**Prompt**
The pictures stay out; all of the data is to be printed exactly.

○ ○ ○

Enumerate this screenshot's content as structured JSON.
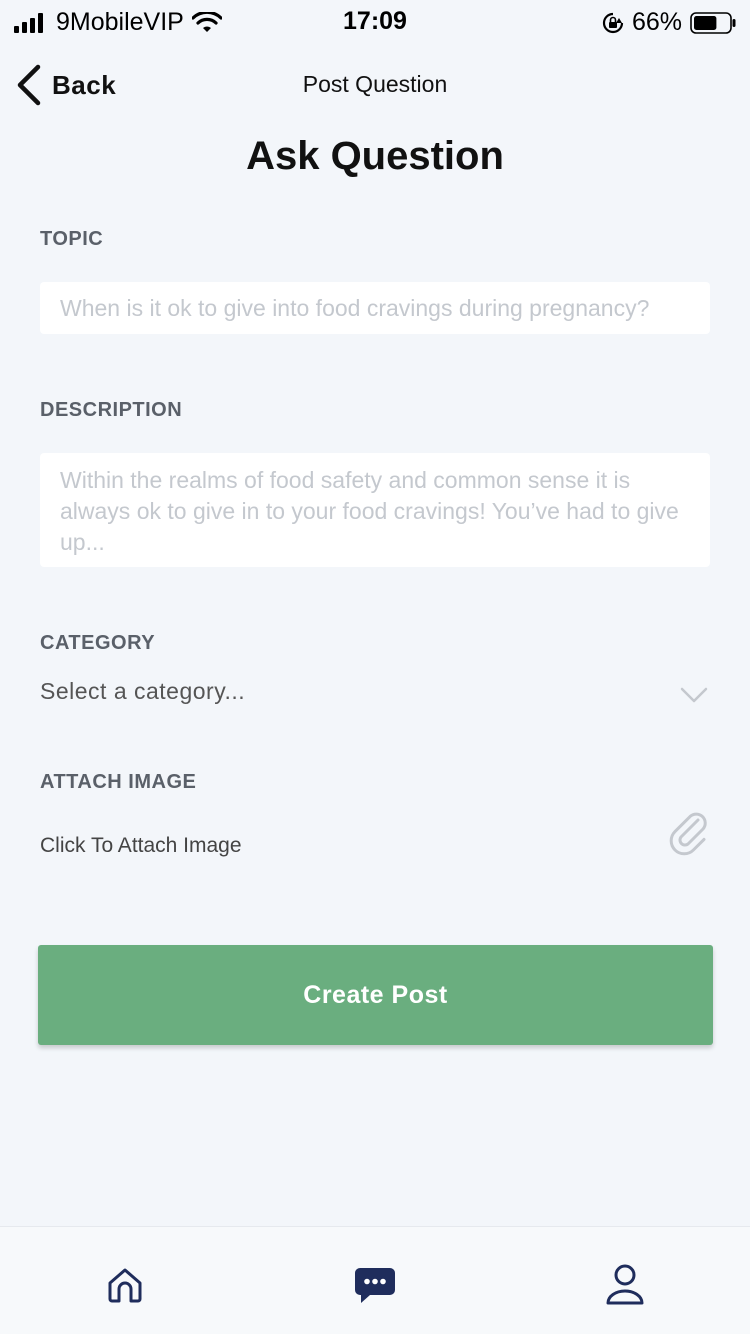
{
  "status_bar": {
    "carrier": "9MobileVIP",
    "time": "17:09",
    "battery_percent": "66%",
    "battery_level": 0.66
  },
  "nav": {
    "back_label": "Back",
    "title": "Post Question"
  },
  "page": {
    "title": "Ask Question"
  },
  "form": {
    "topic": {
      "label": "TOPIC",
      "placeholder": "When is it ok to give into food cravings during pregnancy?"
    },
    "description": {
      "label": "DESCRIPTION",
      "placeholder": "Within the realms of food safety and common sense it is always ok to give in to your food cravings! You’ve had to give up..."
    },
    "category": {
      "label": "CATEGORY",
      "value": "Select a category..."
    },
    "attach_image": {
      "label": "ATTACH IMAGE",
      "action_label": "Click To Attach Image"
    },
    "submit_label": "Create Post"
  },
  "tab_bar": {
    "items": [
      {
        "icon": "home-icon"
      },
      {
        "icon": "chat-bubble-icon",
        "active": true
      },
      {
        "icon": "user-icon"
      }
    ]
  },
  "colors": {
    "background": "#f3f6fa",
    "primary_button": "#6aae7f",
    "active_tab": "#1f2d5c",
    "label_gray": "#5a6069"
  }
}
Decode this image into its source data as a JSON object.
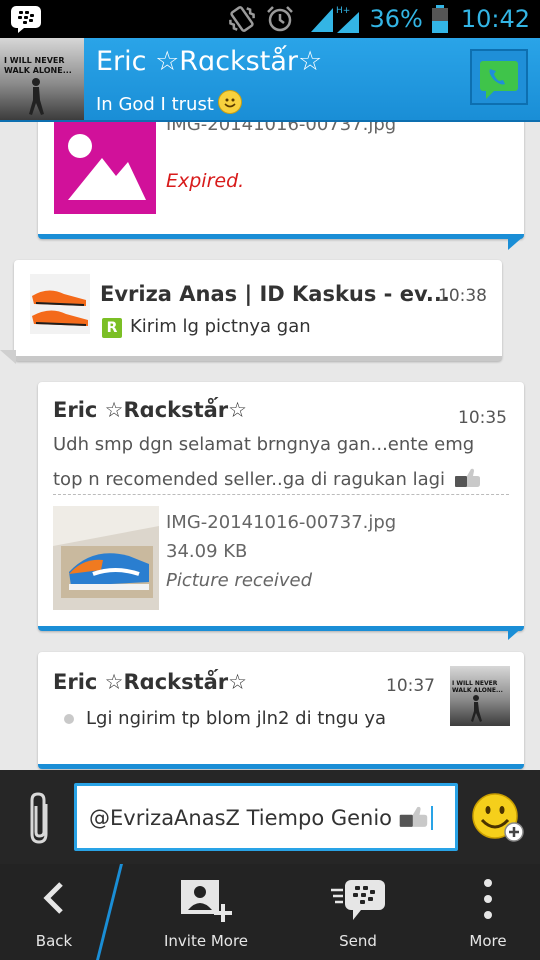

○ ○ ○

**Answer section**
Enumerate this screenshot's content as structured JSON.
{
  "status_bar": {
    "carrier": "9MobileVIP",
    "time": "17:09",
    "battery_percent": "66%",
    "battery_level": 0.66
  },
  "nav": {
    "back_label": "Back",
    "title": "Post Question"
  },
  "page": {
    "title": "Ask Question"
  },
  "form": {
    "topic": {
      "label": "TOPIC",
      "placeholder": "When is it ok to give into food cravings during pregnancy?"
    },
    "description": {
      "label": "DESCRIPTION",
      "placeholder": "Within the realms of food safety and common sense it is always ok to give in to your food cravings! You’ve had to give up..."
    },
    "category": {
      "label": "CATEGORY",
      "value": "Select a category..."
    },
    "attach_image": {
      "label": "ATTACH IMAGE",
      "action_label": "Click To Attach Image"
    },
    "submit_label": "Create Post"
  },
  "tab_bar": {
    "items": [
      {
        "icon": "home-icon"
      },
      {
        "icon": "chat-bubble-icon",
        "active": true
      },
      {
        "icon": "user-icon"
      }
    ]
  },
  "colors": {
    "background": "#f3f6fa",
    "primary_button": "#6aae7f",
    "active_tab": "#1f2d5c",
    "label_gray": "#5a6069"
  }
}
Decode this image into its source data as a JSON object.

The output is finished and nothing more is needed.